I have no doubt lavery trumps RME for signal quality but I also have no doubt that RME quality is sufficiently high for the difference to be negligible.

Incidentally the best convertors I've used are crookwood.

demilotheproduce 3rd May 2020 11:26 AM

Surley Apogee element needs to get a mention here.
Aside from decent preamps and conversion its got a revolutionary design
converted all hardware control to in the box
can be remote controlled by mobile phone)

I can't think of anything as revolutionary since focusrite did its liquid range

Also shout out for crookwood MADI which is hands down better than any of the above in my opinion provided you have digi in on your computer (why oh why did mac get rid of theirs :facepalm:)

Doc No 3rd May 2020 01:08 PM

Quote:

Originally Posted by demilotheproduce (Post 14706458)
you chose the one you LIKED the best, not necessarily the cleanest (i'm assuming by clean you mean most accurate). The only way to confirm your assertion is by spectrographing a pure sine wave for the different interfaces.

That being said clean is not always necessarily good...hence why people are paying ridiculous sums for analogue depth/warmth of yesteryear.

I have no doubt lavery trumps RME for signal quality but I also have no doubt that RME quality is sufficiently high for the difference to be negligible.

Incidentally the best convertors I've used are crookwood.

We've done A LOT blind-tests, RME is king. Clean means an accurate signal. Don't confuse it with the sound! Listening with a price tag don't say anything! RME is the benchmark, by which the others must measure themselves. More expensive doesn't mean always better.

DougS 3rd May 2020 06:57 PM

I have the Focusrite RED4 (similar to the Red 16 line listed in the OP). Conversion, features, flexibility, build quality - all fantastic.

demilotheproduce 3rd May 2020 08:35 PM

Quote:

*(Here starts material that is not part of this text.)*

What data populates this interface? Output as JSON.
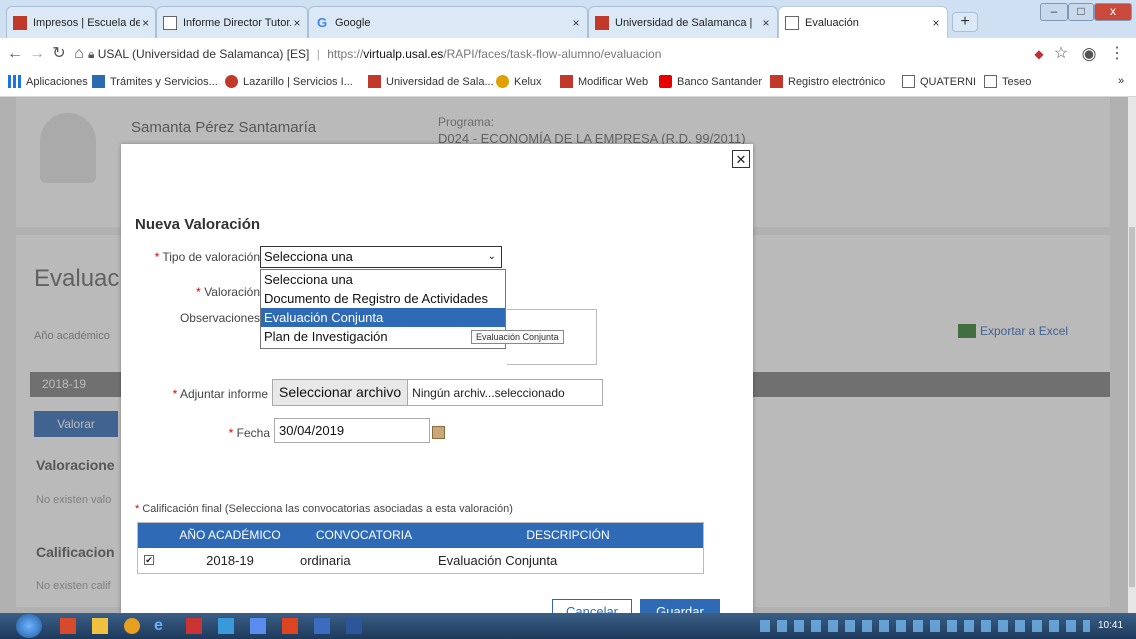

Originally Posted by Doc No (Post 14706649)
We've done A LOT blind-tests, RME is king. Clean means an accurate signal. Don't confuse it with the sound! Listening with a price tag don't say anything! RME is the benchmark, by which the others must measure themselves. More expensive doesn't mean always better.

Yep agreed for all except your method.. your method measures likeability, only signal analysis can confirm cleanliness. The main thing is you're happy with your time. I'm happy for you.

monkeyxx 3rd May 2020 08:39 PM

Sound as perceived by ears, and as measured by test rigs are two separate things. Sometimes they correlate or overlap. Sometimes they don't. It's not really a contest between the two. Evaluating specs is good. It's fine, it's great. But so is choosing the sound you want. It's not a conflict.

streetbeats 8th June 2020 06:33 PM

Quote:

Originally Posted by analag (Post 14676741)
I finished my Thunderbolt 3 Ryzen in January and I love it more everyday. Presonus Quantum works very well. High track count and plugins...no problem. I even still use the Clarett 8pre USB interface from the previous setup in conjunction with the Quantum. Record with Quantum and let the Clarett do the rest. Playback sounds equally good on both for the record!

Out of interest, why not just connect the 8pre in AD/DA mode via ADAT to your Quantum?

analag 21st June 2020 06:52 PM

I could, but I record with the Quantum and mix OTB via 6 stereo pairs with the 8pre.